(Web page and app entries)
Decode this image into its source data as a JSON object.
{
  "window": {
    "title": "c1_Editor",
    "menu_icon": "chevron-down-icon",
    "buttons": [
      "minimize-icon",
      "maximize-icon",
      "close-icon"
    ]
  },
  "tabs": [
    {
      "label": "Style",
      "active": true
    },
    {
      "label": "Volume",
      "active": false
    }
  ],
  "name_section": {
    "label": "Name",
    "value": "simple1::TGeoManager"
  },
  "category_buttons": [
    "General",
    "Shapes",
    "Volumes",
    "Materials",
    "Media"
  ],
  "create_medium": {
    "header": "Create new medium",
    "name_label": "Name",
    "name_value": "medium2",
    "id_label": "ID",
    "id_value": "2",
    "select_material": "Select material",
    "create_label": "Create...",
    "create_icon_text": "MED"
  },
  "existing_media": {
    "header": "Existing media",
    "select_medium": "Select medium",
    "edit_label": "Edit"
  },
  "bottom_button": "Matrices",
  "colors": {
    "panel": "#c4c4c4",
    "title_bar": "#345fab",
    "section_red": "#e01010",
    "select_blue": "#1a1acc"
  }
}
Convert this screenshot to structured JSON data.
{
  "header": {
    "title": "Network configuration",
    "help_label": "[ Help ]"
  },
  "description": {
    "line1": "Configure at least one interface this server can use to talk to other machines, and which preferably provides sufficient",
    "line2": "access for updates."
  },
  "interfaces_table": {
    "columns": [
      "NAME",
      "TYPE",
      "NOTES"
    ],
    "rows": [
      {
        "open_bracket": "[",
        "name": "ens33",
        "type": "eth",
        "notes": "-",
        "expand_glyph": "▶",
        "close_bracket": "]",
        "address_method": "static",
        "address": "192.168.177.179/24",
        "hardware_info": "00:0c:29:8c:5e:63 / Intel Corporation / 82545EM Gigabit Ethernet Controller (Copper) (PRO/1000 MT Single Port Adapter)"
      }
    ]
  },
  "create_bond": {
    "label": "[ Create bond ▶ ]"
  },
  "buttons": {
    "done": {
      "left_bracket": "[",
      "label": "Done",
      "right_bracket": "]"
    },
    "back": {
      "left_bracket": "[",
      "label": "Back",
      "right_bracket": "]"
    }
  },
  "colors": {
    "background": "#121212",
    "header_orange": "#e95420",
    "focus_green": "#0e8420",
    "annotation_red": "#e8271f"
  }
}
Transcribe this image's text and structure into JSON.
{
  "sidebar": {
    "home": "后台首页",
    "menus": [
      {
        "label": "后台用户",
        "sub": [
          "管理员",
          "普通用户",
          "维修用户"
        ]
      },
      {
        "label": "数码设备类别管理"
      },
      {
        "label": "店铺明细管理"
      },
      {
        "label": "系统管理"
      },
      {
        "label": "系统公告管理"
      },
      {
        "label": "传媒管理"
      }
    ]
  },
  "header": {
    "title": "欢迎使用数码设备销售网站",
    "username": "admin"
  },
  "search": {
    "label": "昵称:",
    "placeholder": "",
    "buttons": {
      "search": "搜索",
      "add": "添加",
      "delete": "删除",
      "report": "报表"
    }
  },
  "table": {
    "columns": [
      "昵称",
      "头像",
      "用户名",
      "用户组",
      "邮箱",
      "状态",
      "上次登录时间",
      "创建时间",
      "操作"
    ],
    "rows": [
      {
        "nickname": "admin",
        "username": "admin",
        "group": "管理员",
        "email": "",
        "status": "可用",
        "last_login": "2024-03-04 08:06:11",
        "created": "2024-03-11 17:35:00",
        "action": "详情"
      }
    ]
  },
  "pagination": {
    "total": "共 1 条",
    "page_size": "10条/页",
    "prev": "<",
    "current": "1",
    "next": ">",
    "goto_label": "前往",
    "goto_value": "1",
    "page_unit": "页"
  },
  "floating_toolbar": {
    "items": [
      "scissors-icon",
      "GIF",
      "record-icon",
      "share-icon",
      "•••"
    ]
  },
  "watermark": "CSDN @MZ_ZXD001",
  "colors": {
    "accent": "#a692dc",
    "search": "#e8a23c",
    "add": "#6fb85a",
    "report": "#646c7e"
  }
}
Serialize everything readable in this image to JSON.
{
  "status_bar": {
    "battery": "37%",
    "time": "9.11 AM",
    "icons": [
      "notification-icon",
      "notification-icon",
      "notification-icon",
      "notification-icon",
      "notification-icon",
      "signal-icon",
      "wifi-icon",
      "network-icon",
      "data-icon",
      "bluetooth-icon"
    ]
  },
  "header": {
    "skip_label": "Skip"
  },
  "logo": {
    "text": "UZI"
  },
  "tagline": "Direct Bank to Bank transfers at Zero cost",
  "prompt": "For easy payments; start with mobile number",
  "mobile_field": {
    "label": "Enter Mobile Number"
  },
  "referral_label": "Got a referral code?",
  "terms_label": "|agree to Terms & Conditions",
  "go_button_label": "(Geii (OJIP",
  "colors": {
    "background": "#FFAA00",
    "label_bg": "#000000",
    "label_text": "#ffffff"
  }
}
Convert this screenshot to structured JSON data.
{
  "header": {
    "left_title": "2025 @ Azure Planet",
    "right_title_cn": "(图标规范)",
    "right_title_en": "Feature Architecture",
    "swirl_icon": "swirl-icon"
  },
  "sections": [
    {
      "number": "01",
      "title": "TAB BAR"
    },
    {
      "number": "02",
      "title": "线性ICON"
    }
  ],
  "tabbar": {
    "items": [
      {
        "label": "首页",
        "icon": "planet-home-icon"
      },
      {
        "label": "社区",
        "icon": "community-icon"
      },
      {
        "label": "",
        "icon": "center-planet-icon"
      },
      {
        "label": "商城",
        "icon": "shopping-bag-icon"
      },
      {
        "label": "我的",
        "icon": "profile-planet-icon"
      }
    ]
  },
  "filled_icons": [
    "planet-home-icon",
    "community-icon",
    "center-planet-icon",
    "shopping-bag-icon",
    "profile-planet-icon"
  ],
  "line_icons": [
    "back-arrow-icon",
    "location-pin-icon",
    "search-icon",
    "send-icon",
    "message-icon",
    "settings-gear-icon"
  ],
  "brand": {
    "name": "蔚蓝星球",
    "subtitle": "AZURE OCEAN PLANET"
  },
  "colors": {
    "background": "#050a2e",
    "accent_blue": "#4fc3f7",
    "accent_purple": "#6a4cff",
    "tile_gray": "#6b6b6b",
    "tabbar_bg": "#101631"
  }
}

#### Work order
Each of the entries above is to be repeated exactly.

#### Reply to the task
Decode this image into its source data as a JSON object.
{
  "window": {
    "title": "c1_Editor",
    "menu_icon": "chevron-down-icon",
    "buttons": [
      "minimize-icon",
      "maximize-icon",
      "close-icon"
    ]
  },
  "tabs": [
    {
      "label": "Style",
      "active": true
    },
    {
      "label": "Volume",
      "active": false
    }
  ],
  "name_section": {
    "label": "Name",
    "value": "simple1::TGeoManager"
  },
  "category_buttons": [
    "General",
    "Shapes",
    "Volumes",
    "Materials",
    "Media"
  ],
  "create_medium": {
    "header": "Create new medium",
    "name_label": "Name",
    "name_value": "medium2",
    "id_label": "ID",
    "id_value": "2",
    "select_material": "Select material",
    "create_label": "Create...",
    "create_icon_text": "MED"
  },
  "existing_media": {
    "header": "Existing media",
    "select_medium": "Select medium",
    "edit_label": "Edit"
  },
  "bottom_button": "Matrices",
  "colors": {
    "panel": "#c4c4c4",
    "title_bar": "#345fab",
    "section_red": "#e01010",
    "select_blue": "#1a1acc"
  }
}
Convert this screenshot to structured JSON data.
{
  "header": {
    "title": "Network configuration",
    "help_label": "[ Help ]"
  },
  "description": {
    "line1": "Configure at least one interface this server can use to talk to other machines, and which preferably provides sufficient",
    "line2": "access for updates."
  },
  "interfaces_table": {
    "columns": [
      "NAME",
      "TYPE",
      "NOTES"
    ],
    "rows": [
      {
        "open_bracket": "[",
        "name": "ens33",
        "type": "eth",
        "notes": "-",
        "expand_glyph": "▶",
        "close_bracket": "]",
        "address_method": "static",
        "address": "192.168.177.179/24",
        "hardware_info": "00:0c:29:8c:5e:63 / Intel Corporation / 82545EM Gigabit Ethernet Controller (Copper) (PRO/1000 MT Single Port Adapter)"
      }
    ]
  },
  "create_bond": {
    "label": "[ Create bond ▶ ]"
  },
  "buttons": {
    "done": {
      "left_bracket": "[",
      "label": "Done",
      "right_bracket": "]"
    },
    "back": {
      "left_bracket": "[",
      "label": "Back",
      "right_bracket": "]"
    }
  },
  "colors": {
    "background": "#121212",
    "header_orange": "#e95420",
    "focus_green": "#0e8420",
    "annotation_red": "#e8271f"
  }
}
Transcribe this image's text and structure into JSON.
{
  "sidebar": {
    "home": "后台首页",
    "menus": [
      {
        "label": "后台用户",
        "sub": [
          "管理员",
          "普通用户",
          "维修用户"
        ]
      },
      {
        "label": "数码设备类别管理"
      },
      {
        "label": "店铺明细管理"
      },
      {
        "label": "系统管理"
      },
      {
        "label": "系统公告管理"
      },
      {
        "label": "传媒管理"
      }
    ]
  },
  "header": {
    "title": "欢迎使用数码设备销售网站",
    "username": "admin"
  },
  "search": {
    "label": "昵称:",
    "placeholder": "",
    "buttons": {
      "search": "搜索",
      "add": "添加",
      "delete": "删除",
      "report": "报表"
    }
  },
  "table": {
    "columns": [
      "昵称",
      "头像",
      "用户名",
      "用户组",
      "邮箱",
      "状态",
      "上次登录时间",
      "创建时间",
      "操作"
    ],
    "rows": [
      {
        "nickname": "admin",
        "username": "admin",
        "group": "管理员",
        "email": "",
        "status": "可用",
        "last_login": "2024-03-04 08:06:11",
        "created": "2024-03-11 17:35:00",
        "action": "详情"
      }
    ]
  },
  "pagination": {
    "total": "共 1 条",
    "page_size": "10条/页",
    "prev": "<",
    "current": "1",
    "next": ">",
    "goto_label": "前往",
    "goto_value": "1",
    "page_unit": "页"
  },
  "floating_toolbar": {
    "items": [
      "scissors-icon",
      "GIF",
      "record-icon",
      "share-icon",
      "•••"
    ]
  },
  "watermark": "CSDN @MZ_ZXD001",
  "colors": {
    "accent": "#a692dc",
    "search": "#e8a23c",
    "add": "#6fb85a",
    "report": "#646c7e"
  }
}
Serialize everything readable in this image to JSON.
{
  "status_bar": {
    "battery": "37%",
    "time": "9.11 AM",
    "icons": [
      "notification-icon",
      "notification-icon",
      "notification-icon",
      "notification-icon",
      "notification-icon",
      "signal-icon",
      "wifi-icon",
      "network-icon",
      "data-icon",
      "bluetooth-icon"
    ]
  },
  "header": {
    "skip_label": "Skip"
  },
  "logo": {
    "text": "UZI"
  },
  "tagline": "Direct Bank to Bank transfers at Zero cost",
  "prompt": "For easy payments; start with mobile number",
  "mobile_field": {
    "label": "Enter Mobile Number"
  },
  "referral_label": "Got a referral code?",
  "terms_label": "|agree to Terms & Conditions",
  "go_button_label": "(Geii (OJIP",
  "colors": {
    "background": "#FFAA00",
    "label_bg": "#000000",
    "label_text": "#ffffff"
  }
}
Convert this screenshot to structured JSON data.
{
  "header": {
    "left_title": "2025 @ Azure Planet",
    "right_title_cn": "(图标规范)",
    "right_title_en": "Feature Architecture",
    "swirl_icon": "swirl-icon"
  },
  "sections": [
    {
      "number": "01",
      "title": "TAB BAR"
    },
    {
      "number": "02",
      "title": "线性ICON"
    }
  ],
  "tabbar": {
    "items": [
      {
        "label": "首页",
        "icon": "planet-home-icon"
      },
      {
        "label": "社区",
        "icon": "community-icon"
      },
      {
        "label": "",
        "icon": "center-planet-icon"
      },
      {
        "label": "商城",
        "icon": "shopping-bag-icon"
      },
      {
        "label": "我的",
        "icon": "profile-planet-icon"
      }
    ]
  },
  "filled_icons": [
    "planet-home-icon",
    "community-icon",
    "center-planet-icon",
    "shopping-bag-icon",
    "profile-planet-icon"
  ],
  "line_icons": [
    "back-arrow-icon",
    "location-pin-icon",
    "search-icon",
    "send-icon",
    "message-icon",
    "settings-gear-icon"
  ],
  "brand": {
    "name": "蔚蓝星球",
    "subtitle": "AZURE OCEAN PLANET"
  },
  "colors": {
    "background": "#050a2e",
    "accent_blue": "#4fc3f7",
    "accent_purple": "#6a4cff",
    "tile_gray": "#6b6b6b",
    "tabbar_bg": "#101631"
  }
}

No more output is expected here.